Data provided:
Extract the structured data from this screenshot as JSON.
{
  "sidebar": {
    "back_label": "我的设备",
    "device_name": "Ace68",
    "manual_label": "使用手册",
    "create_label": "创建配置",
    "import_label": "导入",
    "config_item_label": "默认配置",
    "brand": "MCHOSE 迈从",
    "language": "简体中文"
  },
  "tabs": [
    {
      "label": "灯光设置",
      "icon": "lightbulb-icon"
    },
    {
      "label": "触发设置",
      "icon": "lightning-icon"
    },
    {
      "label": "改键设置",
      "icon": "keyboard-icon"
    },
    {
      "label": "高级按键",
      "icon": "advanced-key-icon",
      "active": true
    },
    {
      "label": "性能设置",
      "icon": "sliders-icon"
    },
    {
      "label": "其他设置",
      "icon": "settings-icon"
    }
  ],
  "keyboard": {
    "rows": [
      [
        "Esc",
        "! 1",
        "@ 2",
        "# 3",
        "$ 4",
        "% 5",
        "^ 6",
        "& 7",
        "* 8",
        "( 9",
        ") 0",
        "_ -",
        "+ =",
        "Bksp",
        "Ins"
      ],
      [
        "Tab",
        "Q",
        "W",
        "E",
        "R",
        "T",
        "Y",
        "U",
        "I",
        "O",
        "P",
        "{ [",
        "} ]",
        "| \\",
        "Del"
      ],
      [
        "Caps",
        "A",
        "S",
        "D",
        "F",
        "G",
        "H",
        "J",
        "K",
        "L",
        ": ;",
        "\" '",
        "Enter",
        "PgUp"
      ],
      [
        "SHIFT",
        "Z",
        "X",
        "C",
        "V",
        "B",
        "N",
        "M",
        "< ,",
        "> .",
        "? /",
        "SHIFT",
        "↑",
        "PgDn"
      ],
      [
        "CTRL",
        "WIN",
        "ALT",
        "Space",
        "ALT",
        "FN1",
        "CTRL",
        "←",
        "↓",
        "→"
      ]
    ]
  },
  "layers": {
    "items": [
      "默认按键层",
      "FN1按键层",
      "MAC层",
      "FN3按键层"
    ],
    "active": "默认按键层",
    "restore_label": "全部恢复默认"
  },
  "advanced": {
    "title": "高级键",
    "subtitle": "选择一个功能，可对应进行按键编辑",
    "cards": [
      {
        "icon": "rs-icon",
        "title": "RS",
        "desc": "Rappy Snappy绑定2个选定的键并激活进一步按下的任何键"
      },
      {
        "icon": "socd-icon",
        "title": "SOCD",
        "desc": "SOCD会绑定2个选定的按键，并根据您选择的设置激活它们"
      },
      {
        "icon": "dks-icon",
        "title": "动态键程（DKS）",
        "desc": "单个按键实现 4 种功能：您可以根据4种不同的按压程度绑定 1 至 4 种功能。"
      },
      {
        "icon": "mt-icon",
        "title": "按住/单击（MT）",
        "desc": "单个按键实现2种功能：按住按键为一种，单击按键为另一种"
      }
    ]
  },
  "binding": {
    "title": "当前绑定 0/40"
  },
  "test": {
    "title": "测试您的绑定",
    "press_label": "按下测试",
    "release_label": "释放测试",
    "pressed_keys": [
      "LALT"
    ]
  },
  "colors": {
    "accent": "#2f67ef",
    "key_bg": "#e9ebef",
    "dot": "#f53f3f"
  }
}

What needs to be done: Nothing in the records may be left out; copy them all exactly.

Exercise answer:
Extract the structured data from this screenshot as JSON.
{
  "sidebar": {
    "back_label": "我的设备",
    "device_name": "Ace68",
    "manual_label": "使用手册",
    "create_label": "创建配置",
    "import_label": "导入",
    "config_item_label": "默认配置",
    "brand": "MCHOSE 迈从",
    "language": "简体中文"
  },
  "tabs": [
    {
      "label": "灯光设置",
      "icon": "lightbulb-icon"
    },
    {
      "label": "触发设置",
      "icon": "lightning-icon"
    },
    {
      "label": "改键设置",
      "icon": "keyboard-icon"
    },
    {
      "label": "高级按键",
      "icon": "advanced-key-icon",
      "active": true
    },
    {
      "label": "性能设置",
      "icon": "sliders-icon"
    },
    {
      "label": "其他设置",
      "icon": "settings-icon"
    }
  ],
  "keyboard": {
    "rows": [
      [
        "Esc",
        "! 1",
        "@ 2",
        "# 3",
        "$ 4",
        "% 5",
        "^ 6",
        "& 7",
        "* 8",
        "( 9",
        ") 0",
        "_ -",
        "+ =",
        "Bksp",
        "Ins"
      ],
      [
        "Tab",
        "Q",
        "W",
        "E",
        "R",
        "T",
        "Y",
        "U",
        "I",
        "O",
        "P",
        "{ [",
        "} ]",
        "| \\",
        "Del"
      ],
      [
        "Caps",
        "A",
        "S",
        "D",
        "F",
        "G",
        "H",
        "J",
        "K",
        "L",
        ": ;",
        "\" '",
        "Enter",
        "PgUp"
      ],
      [
        "SHIFT",
        "Z",
        "X",
        "C",
        "V",
        "B",
        "N",
        "M",
        "< ,",
        "> .",
        "? /",
        "SHIFT",
        "↑",
        "PgDn"
      ],
      [
        "CTRL",
        "WIN",
        "ALT",
        "Space",
        "ALT",
        "FN1",
        "CTRL",
        "←",
        "↓",
        "→"
      ]
    ]
  },
  "layers": {
    "items": [
      "默认按键层",
      "FN1按键层",
      "MAC层",
      "FN3按键层"
    ],
    "active": "默认按键层",
    "restore_label": "全部恢复默认"
  },
  "advanced": {
    "title": "高级键",
    "subtitle": "选择一个功能，可对应进行按键编辑",
    "cards": [
      {
        "icon": "rs-icon",
        "title": "RS",
        "desc": "Rappy Snappy绑定2个选定的键并激活进一步按下的任何键"
      },
      {
        "icon": "socd-icon",
        "title": "SOCD",
        "desc": "SOCD会绑定2个选定的按键，并根据您选择的设置激活它们"
      },
      {
        "icon": "dks-icon",
        "title": "动态键程（DKS）",
        "desc": "单个按键实现 4 种功能：您可以根据4种不同的按压程度绑定 1 至 4 种功能。"
      },
      {
        "icon": "mt-icon",
        "title": "按住/单击（MT）",
        "desc": "单个按键实现2种功能：按住按键为一种，单击按键为另一种"
      }
    ]
  },
  "binding": {
    "title": "当前绑定 0/40"
  },
  "test": {
    "title": "测试您的绑定",
    "press_label": "按下测试",
    "release_label": "释放测试",
    "pressed_keys": [
      "LALT"
    ]
  },
  "colors": {
    "accent": "#2f67ef",
    "key_bg": "#e9ebef",
    "dot": "#f53f3f"
  }
}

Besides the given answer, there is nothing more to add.